When I first set a budget when setting out to buy my first road bike I figured I would just set a price and go from there. My target was $1,800. From everything I read I could get a decent starter bike in that price range. So I set out and as I already posted found the Jamis Ventura Elite. It came in right around that price with tax. Great, goal accomplished, I hit my target budget…….wrong. Here is what I did not account for because I did not know what I did not know.
For a road bike you need clip in peddles, they are the best option to maximize your effort. Fine, I added them, I landed a set of Looks in the mid price range, translated a little over $100. If you get clip in peddles you need biking shoes. Biking shoes come in as many varieties as bikes and in as many price ranges. I knew nothing about bike shoes so I opted for a beginner pair. Translated a beginner pair of Specialized, hit the cash register for about $125. You need water when you bike and thus you need water bottles, OK ones $5 each, you need at least two on your bike and maybe an extra, ding ding $15. You need a way to carry your water bottles on your bike, translate that to water bottle holders. Get cheap ones for $9.99 and they will be heavy and add a lot of weight, if you do not care plan on $20, if you care, which did, plan on getting carbon fiber and paying at least $45…each! I got mine on Amazon because they were the best price I could find. The ones I found were the lightest out there called Topeak Carbon Fiber Waterbottle Cage, $90.
Having fun yet? It’s not over.
Then you need riding shorts and a few jerseys. I took the advice from everyone and bought the best I could afford, sitting on your butt on a small seat for hours will remind you that the bitterness of a sore ass will remain long after the sweetness of low price is forgotten. $100/pair for good riding shorts, at least that much, more for bibs which apparently the pro or experienced riders use. I opted for regular shorts to start. Another $200.
Biking jerseys I learned as like fashion clothing. With out going into it too much, plan on paying at least $50 jersey if you find them on sale. I found mine on Amazon at OK prices.
If you want to log your miles and cadence which apparently is a good idea, you need a computer. I got a cheap one to start that does not do your heart rate, but does miles and cadence. $79.
Gloves, you can not ride with out gloves, your hands will get sore, so I am told. At least $20 for a starter pair, I got two $40
Helmet. For me not an option not to get. Given I figure I will only get one head I bought the best I could afford, a Giro. $150. There are better ones that are apparently lighter, too hard for me to tell if they protect you any more then others, but it’s all about weight in this sport I am learning.
Bike light. I tend to try to be as safe as possible. I used to ride a Harley and learned real quick how cars can not see things on two wheels on the road. I opted for a blinking right for the rear seat. $15
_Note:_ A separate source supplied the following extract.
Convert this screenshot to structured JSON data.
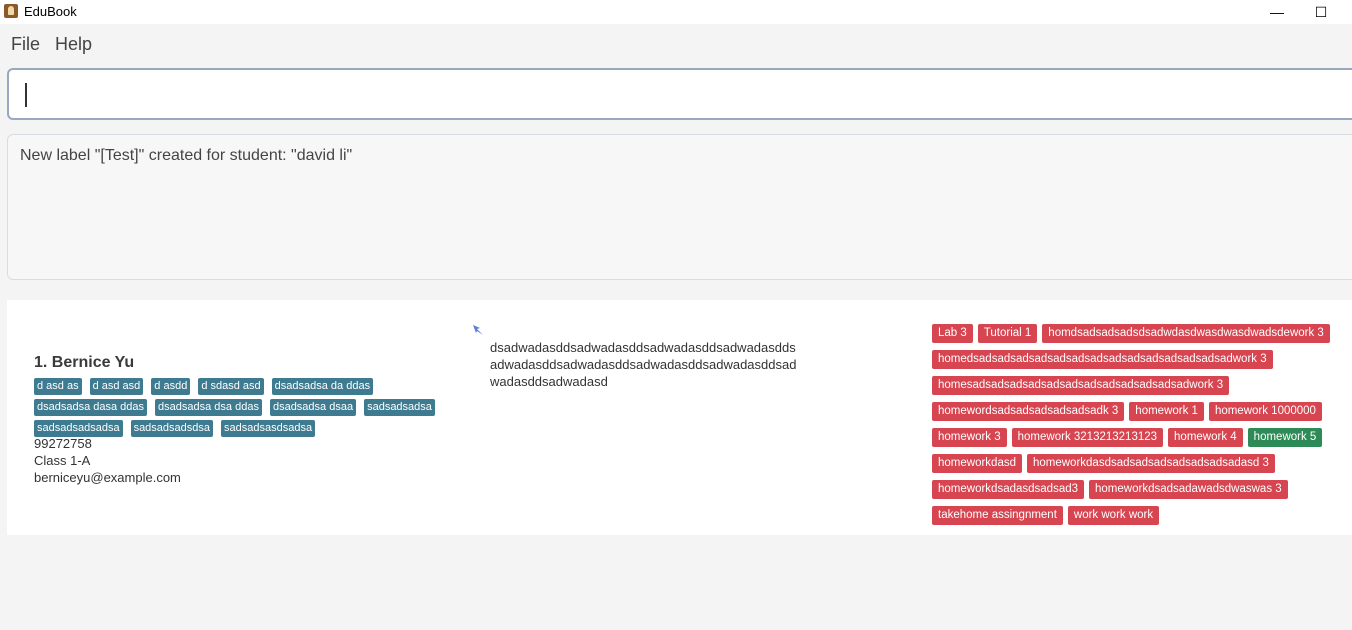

Bike pump. You need a decent one that has a guage. I got a Specialized, $45.
Tire repair kit. You need a spare bike tube, multi tool, manual compack bike pump and CO2 cartridges with the attachment so you can get it on your tube stem. Then a bag to carry it all. Or you can carry it in your back pocket of your shirt, I opted to start with a pouch for the back of my seat. Let’s call it $25 all in depending on the type of portable pump you get, they come in all shapes sizes and price ranges.
Socks. I did not have any low cut socks so I bought cycling socks. A few bucks a piece, you can probably get decent ones at Target if you wanted, I went for the “cool” look.
I’m not going to add up, but you get the idea of the other stuff you are going to need if you get into road biking. Don’t do what I did buy a bike that fits your budget number, figure in this stuff, subtract it from your budget and then you will have an idea of the price range of the bike you can afford.